▶ Work item
Without changing a word, repeat the data, and include no pictures.

Supplied data Start Marker

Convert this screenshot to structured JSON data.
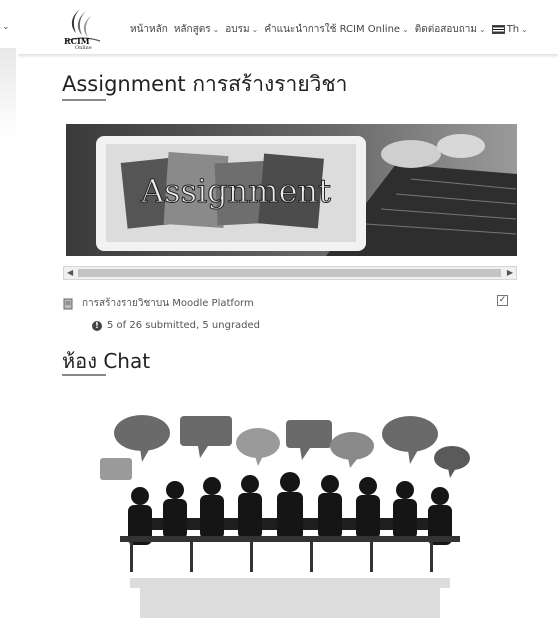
{
  "header": {
    "logo_text": "RCIM",
    "logo_sub": "Online",
    "nav": [
      {
        "label": "หน้าหลัก",
        "has_menu": false
      },
      {
        "label": "หลักสูตร",
        "has_menu": true
      },
      {
        "label": "อบรม",
        "has_menu": true
      },
      {
        "label": "คำแนะนำการใช้ RCIM Online",
        "has_menu": true
      },
      {
        "label": "ติดต่อสอบถาม",
        "has_menu": true
      }
    ],
    "language": "Th"
  },
  "assignment_section": {
    "title": "Assignment การสร้างรายวิชา",
    "banner_text": "Assignment"
  },
  "activity": {
    "label": "การสร้างรายวิชาบน Moodle Platform",
    "status": "5 of 26 submitted, 5 ungraded",
    "completed": true
  },
  "chat_section": {
    "title": "ห้อง Chat"
  },
  "icons": {
    "left_chevron": "chevron-down-icon",
    "activity_icon": "assignment-icon",
    "info_icon": "info-icon",
    "completion_icon": "checkbox-checked-icon",
    "flag": "language-flag-icon"
  }
}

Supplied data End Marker

▶ Finished exercise
Convert this screenshot to structured JSON data.
{
  "header": {
    "logo_text": "RCIM",
    "logo_sub": "Online",
    "nav": [
      {
        "label": "หน้าหลัก",
        "has_menu": false
      },
      {
        "label": "หลักสูตร",
        "has_menu": true
      },
      {
        "label": "อบรม",
        "has_menu": true
      },
      {
        "label": "คำแนะนำการใช้ RCIM Online",
        "has_menu": true
      },
      {
        "label": "ติดต่อสอบถาม",
        "has_menu": true
      }
    ],
    "language": "Th"
  },
  "assignment_section": {
    "title": "Assignment การสร้างรายวิชา",
    "banner_text": "Assignment"
  },
  "activity": {
    "label": "การสร้างรายวิชาบน Moodle Platform",
    "status": "5 of 26 submitted, 5 ungraded",
    "completed": true
  },
  "chat_section": {
    "title": "ห้อง Chat"
  },
  "icons": {
    "left_chevron": "chevron-down-icon",
    "activity_icon": "assignment-icon",
    "info_icon": "info-icon",
    "completion_icon": "checkbox-checked-icon",
    "flag": "language-flag-icon"
  }
}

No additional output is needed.